Anne-Marie Singh is a Ph.D. student in the Media, Technology and Society Program at Northwestern University, and is working at the Network for Nonprofit and Social Impact. She has several years of experience working in environmental nonprofits as a communicator and as a science journalist in public media. Her research interests include nonprofit communications, nonprofit organizations, and funder-nonprofit collaborations. Anne-Marie has a M.S. degree in Science Journalism from Boston University and a B.A. in English Literature from Delhi University, India.
Kyosuke Tanaka is a third year Ph.D. student in the Media, Technology, and Society program, working in Noshir Contractor’s SONIC lab. He is interested in network awareness and cognition. His recent projects explore how people recall and learn social connections that surround them and how people search their social networks. Kyosuke holds a Master of Social Research (Advanced) from Australian National University, a B.A. in Business and Commerce from Keio University, and certification from the International Business Profession program at Bellevue College.

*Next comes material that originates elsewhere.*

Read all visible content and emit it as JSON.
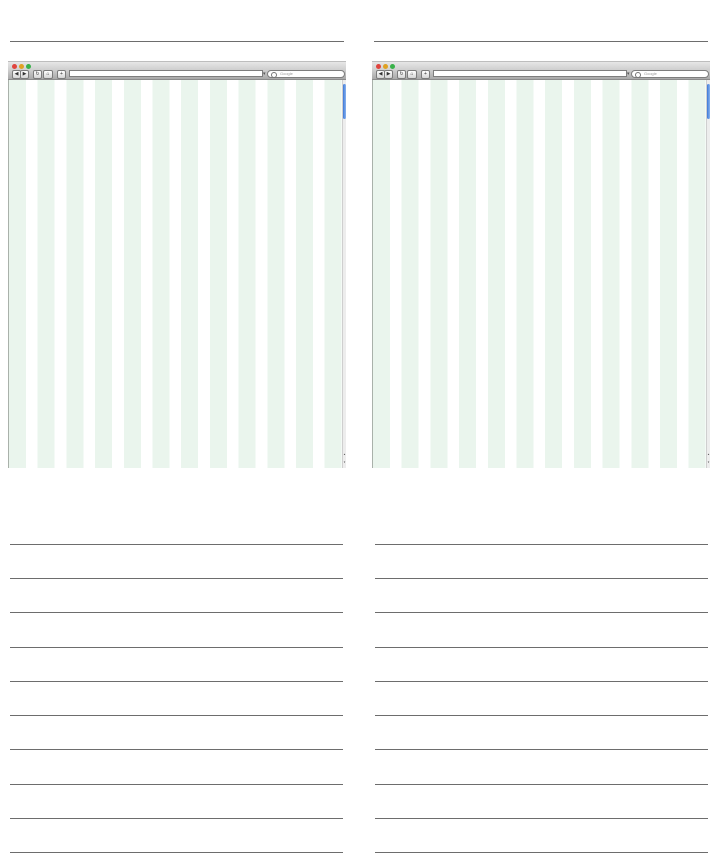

Daniel Trielli worked as a journalist for more than a decade in Brazil before coming to the U.S. to pursue a degree of Master of Journalism. In his home country, he has worked as an assistant editor at O Estado de S. Paulo, a national newspaper, in charge of making the brige between the city news desk and the graphics department, working with data and visualizations. Later, he became the editor of an experimental project on mobile platforms. During his master’s program at the University of Maryland, he has researched the role of algorithms in society, including how search engines mediated political information during the 2016 cycle. He is interested in researching data and computational journalism, data literacy for journalists and audiences, media literacy and data visualization.

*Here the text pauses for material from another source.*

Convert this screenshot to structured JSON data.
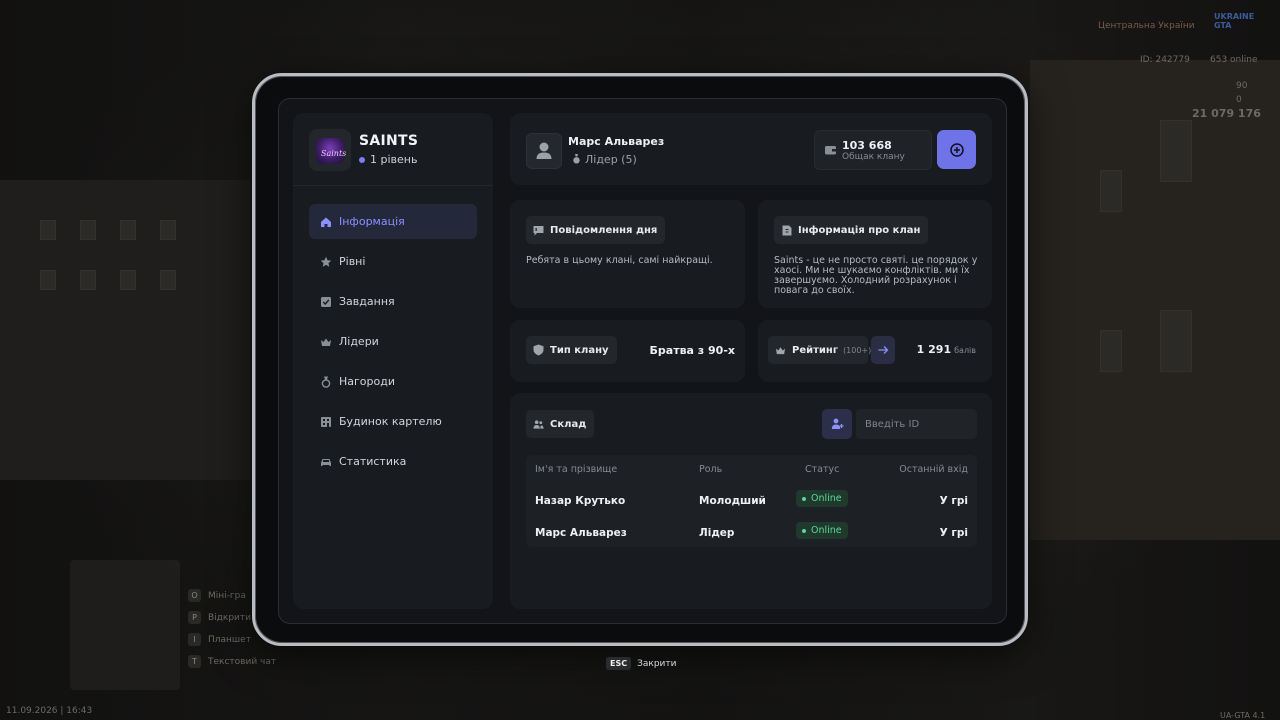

Ashley Marie Walker is a PhD student in the Media, Technology, and Society program working with Professor Madhu Reddy. Ashley’s research focuses on sociotechnical ecosystems, privacy concerns and behaviors, and information policy. She is currently studying the factors that effect changes communication technology infrastructure in hospital environments. Prior to Northwestern, Ashley attended the University of Michigan where she received a Master of Science in Information after completing her thesis using offline frameworks from urban planning to understand the evolution of online platforms.

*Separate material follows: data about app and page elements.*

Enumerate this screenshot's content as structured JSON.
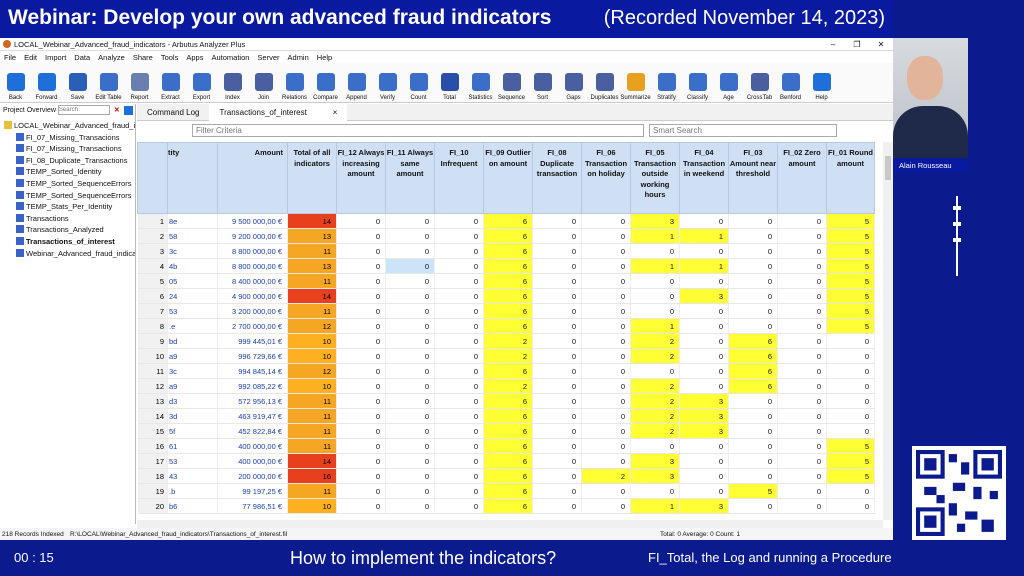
{
  "banner": {
    "title": "Webinar: Develop your own advanced fraud indicators",
    "date": "(Recorded November 14, 2023)"
  },
  "window": {
    "title": "LOCAL_Webinar_Advanced_fraud_indicators - Arbutus Analyzer Plus"
  },
  "menu": [
    "File",
    "Edit",
    "Import",
    "Data",
    "Analyze",
    "Share",
    "Tools",
    "Apps",
    "Automation",
    "Server",
    "Admin",
    "Help"
  ],
  "toolbar": [
    {
      "label": "Back",
      "icon": "back-arrow-icon",
      "color": "#1e6fd9"
    },
    {
      "label": "Forward",
      "icon": "forward-arrow-icon",
      "color": "#1e6fd9"
    },
    {
      "label": "Save",
      "icon": "save-icon",
      "color": "#2a5fb8"
    },
    {
      "label": "Edit Table",
      "icon": "edit-table-icon",
      "color": "#3a6ec8"
    },
    {
      "label": "Report",
      "icon": "report-icon",
      "color": "#6a7fb0"
    },
    {
      "label": "Extract",
      "icon": "extract-icon",
      "color": "#3a6ec8"
    },
    {
      "label": "Export",
      "icon": "export-icon",
      "color": "#3a6ec8"
    },
    {
      "label": "Index",
      "icon": "index-icon",
      "color": "#4a5fa0"
    },
    {
      "label": "Join",
      "icon": "join-icon",
      "color": "#4a5fa0"
    },
    {
      "label": "Relations",
      "icon": "relations-icon",
      "color": "#3a6ec8"
    },
    {
      "label": "Compare",
      "icon": "compare-icon",
      "color": "#3a6ec8"
    },
    {
      "label": "Append",
      "icon": "append-icon",
      "color": "#3a6ec8"
    },
    {
      "label": "Verify",
      "icon": "verify-icon",
      "color": "#3a6ec8"
    },
    {
      "label": "Count",
      "icon": "count-icon",
      "color": "#3a6ec8"
    },
    {
      "label": "Total",
      "icon": "total-icon",
      "color": "#2a4fa8"
    },
    {
      "label": "Statistics",
      "icon": "statistics-icon",
      "color": "#3a6ec8"
    },
    {
      "label": "Sequence",
      "icon": "sequence-icon",
      "color": "#4a5fa0"
    },
    {
      "label": "Sort",
      "icon": "sort-icon",
      "color": "#4a5fa0"
    },
    {
      "label": "Gaps",
      "icon": "gaps-icon",
      "color": "#4a5fa0"
    },
    {
      "label": "Duplicates",
      "icon": "duplicates-icon",
      "color": "#4a5fa0"
    },
    {
      "label": "Summarize",
      "icon": "summarize-icon",
      "color": "#e8a020"
    },
    {
      "label": "Stratify",
      "icon": "stratify-icon",
      "color": "#3a6ec8"
    },
    {
      "label": "Classify",
      "icon": "classify-icon",
      "color": "#3a6ec8"
    },
    {
      "label": "Age",
      "icon": "age-icon",
      "color": "#3a6ec8"
    },
    {
      "label": "CrossTab",
      "icon": "crosstab-icon",
      "color": "#4a5fa0"
    },
    {
      "label": "Benford",
      "icon": "benford-icon",
      "color": "#3a6ec8"
    },
    {
      "label": "Help",
      "icon": "help-icon",
      "color": "#1e6fd9"
    }
  ],
  "project": {
    "label": "Project Overview",
    "search_placeholder": "Search",
    "items": [
      {
        "label": "LOCAL_Webinar_Advanced_fraud_indicators",
        "bold": false,
        "root": true
      },
      {
        "label": "FI_07_Missing_Transacions",
        "bold": false
      },
      {
        "label": "FI_07_Missing_Transactions",
        "bold": false
      },
      {
        "label": "FI_08_Duplicate_Transactions",
        "bold": false
      },
      {
        "label": "TEMP_Sorted_Identity",
        "bold": false
      },
      {
        "label": "TEMP_Sorted_SequenceErrors",
        "bold": false
      },
      {
        "label": "TEMP_Sorted_SequenceErrors",
        "bold": false
      },
      {
        "label": "TEMP_Stats_Per_Identity",
        "bold": false
      },
      {
        "label": "Transactions",
        "bold": false
      },
      {
        "label": "Transactions_Analyzed",
        "bold": false
      },
      {
        "label": "Transactions_of_interest",
        "bold": true
      },
      {
        "label": "Webinar_Advanced_fraud_indicators",
        "bold": false
      }
    ]
  },
  "tabs": [
    {
      "label": "Command Log",
      "active": false
    },
    {
      "label": "Transactions_of_interest",
      "active": true
    }
  ],
  "tab_close": "×",
  "filter": {
    "placeholder": "Filter Criteria"
  },
  "smart_search": {
    "placeholder": "Smart Search"
  },
  "table": {
    "columns": [
      "",
      "tity",
      "Amount",
      "Total of all indicators",
      "FI_12 Always increasing amount",
      "FI_11 Always same amount",
      "FI_10 Infrequent",
      "FI_09 Outlier on amount",
      "FI_08 Duplicate transaction",
      "FI_06 Transaction on holiday",
      "FI_05 Transaction outside working hours",
      "FI_04 Transaction in weekend",
      "FI_03 Amount near threshold",
      "FI_02 Zero amount",
      "FI_01 Round amount"
    ],
    "rows": [
      [
        "1",
        "8e",
        "9 500 000,00 €",
        "14",
        "0",
        "0",
        "0",
        "6",
        "0",
        "0",
        "3",
        "0",
        "0",
        "0",
        "5"
      ],
      [
        "2",
        "58",
        "9 200 000,00 €",
        "13",
        "0",
        "0",
        "0",
        "6",
        "0",
        "0",
        "1",
        "1",
        "0",
        "0",
        "5"
      ],
      [
        "3",
        "3c",
        "8 800 000,00 €",
        "11",
        "0",
        "0",
        "0",
        "6",
        "0",
        "0",
        "0",
        "0",
        "0",
        "0",
        "5"
      ],
      [
        "4",
        "4b",
        "8 800 000,00 €",
        "13",
        "0",
        "0",
        "0",
        "6",
        "0",
        "0",
        "1",
        "1",
        "0",
        "0",
        "5"
      ],
      [
        "5",
        "05",
        "8 400 000,00 €",
        "11",
        "0",
        "0",
        "0",
        "6",
        "0",
        "0",
        "0",
        "0",
        "0",
        "0",
        "5"
      ],
      [
        "6",
        "24",
        "4 900 000,00 €",
        "14",
        "0",
        "0",
        "0",
        "6",
        "0",
        "0",
        "0",
        "3",
        "0",
        "0",
        "5"
      ],
      [
        "7",
        "53",
        "3 200 000,00 €",
        "11",
        "0",
        "0",
        "0",
        "6",
        "0",
        "0",
        "0",
        "0",
        "0",
        "0",
        "5"
      ],
      [
        "8",
        ".e",
        "2 700 000,00 €",
        "12",
        "0",
        "0",
        "0",
        "6",
        "0",
        "0",
        "1",
        "0",
        "0",
        "0",
        "5"
      ],
      [
        "9",
        "bd",
        "999 445,01 €",
        "10",
        "0",
        "0",
        "0",
        "2",
        "0",
        "0",
        "2",
        "0",
        "6",
        "0",
        "0"
      ],
      [
        "10",
        "a9",
        "996 729,66 €",
        "10",
        "0",
        "0",
        "0",
        "2",
        "0",
        "0",
        "2",
        "0",
        "6",
        "0",
        "0"
      ],
      [
        "11",
        "3c",
        "994 845,14 €",
        "12",
        "0",
        "0",
        "0",
        "6",
        "0",
        "0",
        "0",
        "0",
        "6",
        "0",
        "0"
      ],
      [
        "12",
        "a9",
        "992 085,22 €",
        "10",
        "0",
        "0",
        "0",
        "2",
        "0",
        "0",
        "2",
        "0",
        "6",
        "0",
        "0"
      ],
      [
        "13",
        "d3",
        "572 956,13 €",
        "11",
        "0",
        "0",
        "0",
        "6",
        "0",
        "0",
        "2",
        "3",
        "0",
        "0",
        "0"
      ],
      [
        "14",
        "3d",
        "463 919,47 €",
        "11",
        "0",
        "0",
        "0",
        "6",
        "0",
        "0",
        "2",
        "3",
        "0",
        "0",
        "0"
      ],
      [
        "15",
        "5f",
        "452 822,84 €",
        "11",
        "0",
        "0",
        "0",
        "6",
        "0",
        "0",
        "2",
        "3",
        "0",
        "0",
        "0"
      ],
      [
        "16",
        "61",
        "400 000,00 €",
        "11",
        "0",
        "0",
        "0",
        "6",
        "0",
        "0",
        "0",
        "0",
        "0",
        "0",
        "5"
      ],
      [
        "17",
        "53",
        "400 000,00 €",
        "14",
        "0",
        "0",
        "0",
        "6",
        "0",
        "0",
        "3",
        "0",
        "0",
        "0",
        "5"
      ],
      [
        "18",
        "43",
        "200 000,00 €",
        "16",
        "0",
        "0",
        "0",
        "6",
        "0",
        "2",
        "3",
        "0",
        "0",
        "0",
        "5"
      ],
      [
        "19",
        ".b",
        "99 197,25 €",
        "11",
        "0",
        "0",
        "0",
        "6",
        "0",
        "0",
        "0",
        "0",
        "5",
        "0",
        "0"
      ],
      [
        "20",
        "b6",
        "77 986,51 €",
        "10",
        "0",
        "0",
        "0",
        "6",
        "0",
        "0",
        "1",
        "3",
        "0",
        "0",
        "0"
      ]
    ]
  },
  "status": {
    "records": "218 Records Indexed",
    "path": "R:\\LOCAL\\Webinar_Advanced_fraud_indicators\\Transactions_of_interest.fil",
    "summary": "Total: 0  Average: 0  Count: 1"
  },
  "presenter": {
    "name": "Alain Rousseau"
  },
  "bottom": {
    "timer": "00 : 15",
    "center": "How to implement the indicators?",
    "right": "FI_Total, the Log and running a Procedure"
  },
  "colors": {
    "total_high": "#e8401c",
    "total_mid": "#f5a623",
    "total_low": "#ffb020",
    "highlight": "#ffff33",
    "selected": "#cce4f7",
    "banner": "#0a1aa0"
  }
}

Miya Williams is a Ph.D. candidate in the Media, Technology, and Society program. She received her B.A. in print journalism with minors in sociology and communication and the entertainment industry from the University of Southern California. Williams went on to earn her M.A. in publishing and writing from Emerson College with a concentration in magazines. She has experience in corporate communications and public relations and prior to attending Northwestern she worked at JET magazine and EBONY magazine. Williams’ research explores the role of the traditional black press in the new media age. She is interested in the implications of evolving production and consumption practices as it relates to the intersection of journalism, digital technology, and culture.
Renwen Zhang is a first-year PhD student in the Media, Technology, and Society program. Her current research focuses on the social and psychological effects of digital technology. She is particularly interested in understanding how to better use interactive technologies to improve health and wellness, as well as the sociotechnical aspects of health information technologies (HIT). She holds an M.Phil. in Communication from the Chinese University of Hong Kong and a B.A. in Journalism with a joint minor in English Language & Literature from Shanghai International Studies University. She also minored in Law at Fudan University.